At this point I’d like to give a special shout out to Staff W. The trainers joined in with a lot of the exercises and when it got tough, instead of moaning and swearing like me he just cackled manically, certainly made me forget about the burn. Even during his 1,000 rep challenge – some hideous form of circuits based around a tyre that saw you doing 10 sets of 10 exercises until you’d done 1,000 reps. Special prize for finishing early? More reps!
The final full day! At the beginning of the week, when I was finding things pretty tough, I couldn’t wait for this day, now it all seemed to have gone far too fast. It was a nice fun day to finish with, a trip to a woodland mountain biking centre in the morning followed by an afternoon devising our own 1 hour workout and then completing it.
The evening though, was particularly wicked. It was Halloween and also one of the group’s birthday. To celebrate we had a spooky dinner with a pudding!!!!!!!!!!!!!!!!!!!!! and a pumpkin carving competition (in which my team were robbed). Plus a glass of champagne – sweet, sweet champagne – and a video of all the photos taken throughout the week. There was a lot of hugging, a lot of laughing and after the alcohol abstinence everyone got pretty smashed on a sniff of prosecco. Perfect end to the week.
The last morning
A quick tabata workout before breakfast then it was time to pack and get weighed. Some of the blokes had visibly shrunk throughout the week – particularly those with beer bellies (sorry guys) – but it was still surprising to learn they’d all dropped near enough a stone. The girls had less to lose but they still had some impressive stats. I knew my leggings were getting looser but I’d actually lost 7lb, which is a lot for a short ass – I was told I shouldn’t go on restricted portions the next time, definitely fine by me! As for putting it all back on again, as Staff R says, ‘Yes, you will. Well you will if you go back to how you were before. But if you continue with the healthy eating and add more exercise into your regime you should keep getting fitter and stronger and if weight loss is important, you should keep it off too.’
Before I went to Prestige there were a lot of things about boot camp I was ready to hate on. But actually, with the exception of some talk about buying supplements (and I haven’t tried them so can’t fully comment), the whole thing was great. It wasn’t faddish, there was nothing new, it was just good, simple, solid exercise and healthy food that you’re given the recipes for when you leave. Obviously that level of training is unsustainable in the real world and I certainly wouldn’t bother with the weighing next time but it got me back in the swing of things, gave me a real fitness boost and also got my head on an even keel. Price-wise, these things don’t come cheap but you know what, they’re worth it. If you think you’re not spending anything when you’re there, you have luxury accommodation, an on-site chef and training all day every day, I’d actually rather this for a relaxing break than a week in Ibiza. Shit, did I really just say that?! I HAVE CHANGED!
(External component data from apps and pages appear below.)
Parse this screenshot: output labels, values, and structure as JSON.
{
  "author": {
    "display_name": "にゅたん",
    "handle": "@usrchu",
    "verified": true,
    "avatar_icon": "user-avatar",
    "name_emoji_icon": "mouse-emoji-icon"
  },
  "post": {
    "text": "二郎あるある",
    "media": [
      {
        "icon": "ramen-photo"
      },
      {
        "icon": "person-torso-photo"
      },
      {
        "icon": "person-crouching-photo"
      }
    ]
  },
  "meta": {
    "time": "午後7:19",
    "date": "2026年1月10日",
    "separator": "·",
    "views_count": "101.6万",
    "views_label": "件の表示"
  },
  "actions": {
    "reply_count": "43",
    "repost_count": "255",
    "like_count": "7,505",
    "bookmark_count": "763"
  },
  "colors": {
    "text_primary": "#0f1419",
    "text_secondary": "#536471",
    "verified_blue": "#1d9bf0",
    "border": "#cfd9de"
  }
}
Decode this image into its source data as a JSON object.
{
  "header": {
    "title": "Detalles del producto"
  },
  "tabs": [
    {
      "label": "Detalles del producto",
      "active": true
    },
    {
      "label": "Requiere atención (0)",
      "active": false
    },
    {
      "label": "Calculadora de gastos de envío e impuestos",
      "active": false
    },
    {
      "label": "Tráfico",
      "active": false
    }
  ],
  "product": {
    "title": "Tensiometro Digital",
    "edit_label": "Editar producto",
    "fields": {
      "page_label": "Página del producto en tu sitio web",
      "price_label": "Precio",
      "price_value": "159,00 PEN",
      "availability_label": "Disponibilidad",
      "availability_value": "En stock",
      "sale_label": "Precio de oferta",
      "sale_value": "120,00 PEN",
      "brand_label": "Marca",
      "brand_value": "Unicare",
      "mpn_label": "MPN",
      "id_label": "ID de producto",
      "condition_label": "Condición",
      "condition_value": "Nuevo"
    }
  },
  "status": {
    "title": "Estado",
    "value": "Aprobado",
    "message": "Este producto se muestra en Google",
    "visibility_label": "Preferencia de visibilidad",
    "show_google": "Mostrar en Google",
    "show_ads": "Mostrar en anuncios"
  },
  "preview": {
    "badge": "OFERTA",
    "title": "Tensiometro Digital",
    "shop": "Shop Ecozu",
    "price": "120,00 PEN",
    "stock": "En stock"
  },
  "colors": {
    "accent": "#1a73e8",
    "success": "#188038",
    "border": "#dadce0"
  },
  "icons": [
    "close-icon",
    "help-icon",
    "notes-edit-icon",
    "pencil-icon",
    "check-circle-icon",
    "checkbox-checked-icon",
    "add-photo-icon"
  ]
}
Prestige Boot Camp runs five-star residential fitness boot camps in Devon, Suffolk and Spain, prices start at £599. They also run day-long bootcamps in Hyde Park, London. The next Hyde Park days are 29 and 30 November and cost just £39.50. Get yourself down! More info at prestigebootcamp.com
The gushing thank you bit
Big shout out to Staff R and Staff W for being freaking awesome and training us into the ground. Thanks to Chef John for cooking delicious meals, making a real effort with vegan dishes and sneaking me a few extra nuts on my muesli and to all the guys I trained with – Rachel, Emily, Jen, Hannah, Wendy, Jan, Gemma, Ollie, Terry, Simon, Tony, Dave and Mohammed – you da best!